Uberto Decembrio’s Four Books on the Commonwealth (De re publica libri IV, ca. 1420), edited and translated by Paolo Ponzù Donato, is one of the earliest examples of the reception of Plato’s Republic in the fifteenth century. The humanistic dialogue provides an illuminating insight into such themes as justice, the best government, the morals of the prince and citizen, education, and religion. Decembrio’s dialogue is dedicated to Filippo Maria Visconti, duke of Milan, the ‘worst enemy’ of Florence. Making use of literary and documentary sources, Ponzù Donato convincingly proves that Decembrio’s thought, which shares many points with the Florentine humanist Leonardo Bruni, belongs to the same world of Civic Humanism.
Étienne Pasquier (1529–1615) was a lawyer, royal official, man of letters, and historian.

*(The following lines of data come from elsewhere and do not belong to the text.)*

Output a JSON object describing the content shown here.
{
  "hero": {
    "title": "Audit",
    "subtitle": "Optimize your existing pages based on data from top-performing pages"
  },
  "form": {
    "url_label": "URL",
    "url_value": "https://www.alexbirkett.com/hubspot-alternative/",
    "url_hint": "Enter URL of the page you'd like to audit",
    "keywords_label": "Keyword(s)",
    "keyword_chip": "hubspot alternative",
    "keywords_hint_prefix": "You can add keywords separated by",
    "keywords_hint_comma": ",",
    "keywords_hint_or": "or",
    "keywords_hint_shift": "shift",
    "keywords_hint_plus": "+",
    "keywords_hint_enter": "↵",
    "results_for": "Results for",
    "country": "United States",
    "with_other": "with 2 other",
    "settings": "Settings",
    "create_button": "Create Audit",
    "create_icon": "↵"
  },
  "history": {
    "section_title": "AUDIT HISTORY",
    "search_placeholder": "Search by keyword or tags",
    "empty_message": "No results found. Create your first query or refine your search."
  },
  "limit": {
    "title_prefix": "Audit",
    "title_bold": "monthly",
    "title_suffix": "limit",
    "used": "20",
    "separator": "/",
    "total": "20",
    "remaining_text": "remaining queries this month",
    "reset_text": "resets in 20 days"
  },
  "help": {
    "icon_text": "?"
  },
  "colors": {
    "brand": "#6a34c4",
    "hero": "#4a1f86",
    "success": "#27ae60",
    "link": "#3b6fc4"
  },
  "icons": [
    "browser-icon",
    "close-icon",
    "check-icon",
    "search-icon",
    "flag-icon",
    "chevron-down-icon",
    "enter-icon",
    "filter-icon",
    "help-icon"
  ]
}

He represented the University of Paris in its 1565 suit to dislodge a Jesuit school from Paris. Despite royal support, the Jesuits remained in conflict with many institutions, which in 1595 led to their expulsion from much of the realm. With ever-increasing polemics, Pasquier continued to oppose the Jesuits. To further his aims, he published a dialog between a Jesuit (almost certainly Louis Richeome) and a lawyer (Pasquier himself). He called it the Jesuits’ Catechism (1602). Pasquier’s work did not stop the French king from welcoming the Jesuits back. However, Pasquier’s Catechism remained central to Jansenist and other anti-Jesuit agitation up to the Society’s 1773 suppression and beyond.
The Contemplacioun of Synnaris, by the Observant Franciscan William Touris, written c.1494 and evidently intended for King James IV of Scotland, is a significant and much copied work of Older Scots, although the earliest surviving witness is the English print by Wynkyn de Worde (1499).
The Contemplacioun was the very first work of Older Scots literature to be translated and to be printed. The poem’s seven sections comprise a course of meditations for Holy Week. Richard Fox, bishop of Durham, commissioned the English print, in which the stanzas were preceded by Latin sententiae, biblical, medieval and ancient. The work retained sufficient interest to re-emerge in separate versions in both Scotland (1568) and England (1578), drastically revised for Protestant readers.
Author: Donna Heddle
The poetry of John Stewart of Baldynneis, one of James VI's soi disant Castalian Band, is a relatively unknown phenomenon of the Renaissance period. This book is a critical edition of his epic poem Roland Furious, supposedly a translation of Ludovico Ariosto’s Orlando Furioso into Scots but actually a brilliantly original poem which directly follows guidelines given by James VI for the creation of such literature in the Scottish vernacular. A fully annotated version of the text is given, along with a critical induction discussing the main European influences on Stewart's work, notes to the text, an appendix of proper and personal names, and a full glossary. This book provides an important link in the history of Scottish poetry.

Brill's Texts and Sources in Intellectual History, vol. 4